By Brooke DeRenzis, December 18, 2015

Earlier this week, USDA Undersecretary for Food Nutrition and Consumer Services Kevin Concannon issued an official communication to state SNAP agency commissioners urging them to incorporate job-driven elements into their SNAP employment and training (E&T) programs. The communication identified skill-building for SNAP participants as one of USDA’s top priorities.

It also described the following actions that Commissioners can take to make SNAP E&T programs job-driven:

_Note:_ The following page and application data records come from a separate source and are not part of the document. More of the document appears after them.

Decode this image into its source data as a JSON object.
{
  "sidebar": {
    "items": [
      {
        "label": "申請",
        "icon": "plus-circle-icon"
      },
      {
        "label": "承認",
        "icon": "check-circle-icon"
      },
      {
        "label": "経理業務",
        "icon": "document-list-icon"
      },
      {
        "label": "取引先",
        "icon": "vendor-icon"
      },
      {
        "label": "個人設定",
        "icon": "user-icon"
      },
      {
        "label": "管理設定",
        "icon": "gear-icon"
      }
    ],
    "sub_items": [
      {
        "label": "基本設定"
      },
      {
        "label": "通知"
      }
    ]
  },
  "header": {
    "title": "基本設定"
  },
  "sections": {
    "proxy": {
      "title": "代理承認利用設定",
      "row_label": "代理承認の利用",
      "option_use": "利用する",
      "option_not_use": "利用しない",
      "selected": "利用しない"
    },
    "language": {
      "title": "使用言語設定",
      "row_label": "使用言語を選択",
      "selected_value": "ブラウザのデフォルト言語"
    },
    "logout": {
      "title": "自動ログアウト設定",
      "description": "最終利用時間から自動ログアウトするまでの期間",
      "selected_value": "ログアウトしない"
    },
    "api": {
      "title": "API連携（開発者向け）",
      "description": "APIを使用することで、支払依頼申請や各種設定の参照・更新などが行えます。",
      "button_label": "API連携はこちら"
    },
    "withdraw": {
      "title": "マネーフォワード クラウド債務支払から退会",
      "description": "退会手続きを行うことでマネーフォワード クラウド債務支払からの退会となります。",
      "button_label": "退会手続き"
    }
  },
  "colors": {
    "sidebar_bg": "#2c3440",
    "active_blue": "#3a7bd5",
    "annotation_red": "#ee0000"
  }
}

  • Connect programs to jobs that exist in the labor market and make them responsive to the needs of local industries and employers
  • Create opportunities for participants to earn employer-valued postsecondary credentials that are portable and stackable
  • Promote practices that accelerate learning and transitions to employment, such as contextualized learning, dual enrollment, bridge programs, and career pathways
  • Help participants gain work experience by encouraging work-based learning opportunities, such as internships, pre-apprenticeships, registered apprenticeships, and on-the-job training
  • Provide robust support services to address barriers to training and employment 
  • Leverage resources by developing partnerships with other education and training agencies and institutions, such as community colleges, community-based organizations, American Job Centers, adult education providers, and TANF agencies
  • Use FNS’s first-ever reporting requirements and additional metrics to measure outcomes and manage program success.

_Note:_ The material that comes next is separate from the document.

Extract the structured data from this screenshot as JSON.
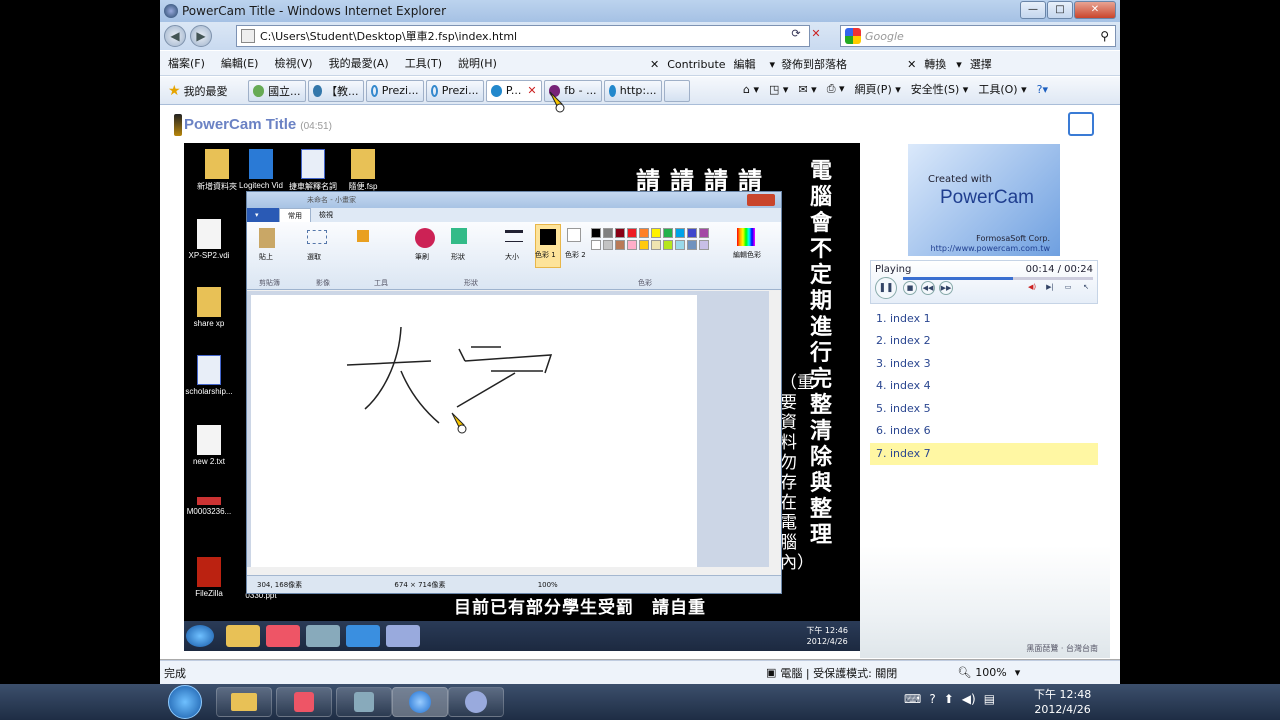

These recommendations reflect best practices in SNAP E&T that NSC has promoted for the past several years. With support from the Annie E. Casey and W.K. Kellogg foundations, NSC has partnered with Seattle Jobs Initiative to elevate SNAP E&T’s potential to prepare participants for family-supporting jobs. As Undersecretary Concannon’s communication notes, Seattle Jobs Initiative is now leading Food and Nutrition Service’s SNAP E&T Center of Excellence, which will provide resources to help states expand skills-based SNAP E&T programs. NSC applauds USDA for its commitment to expanding skill-building opportunities for SNAP participants.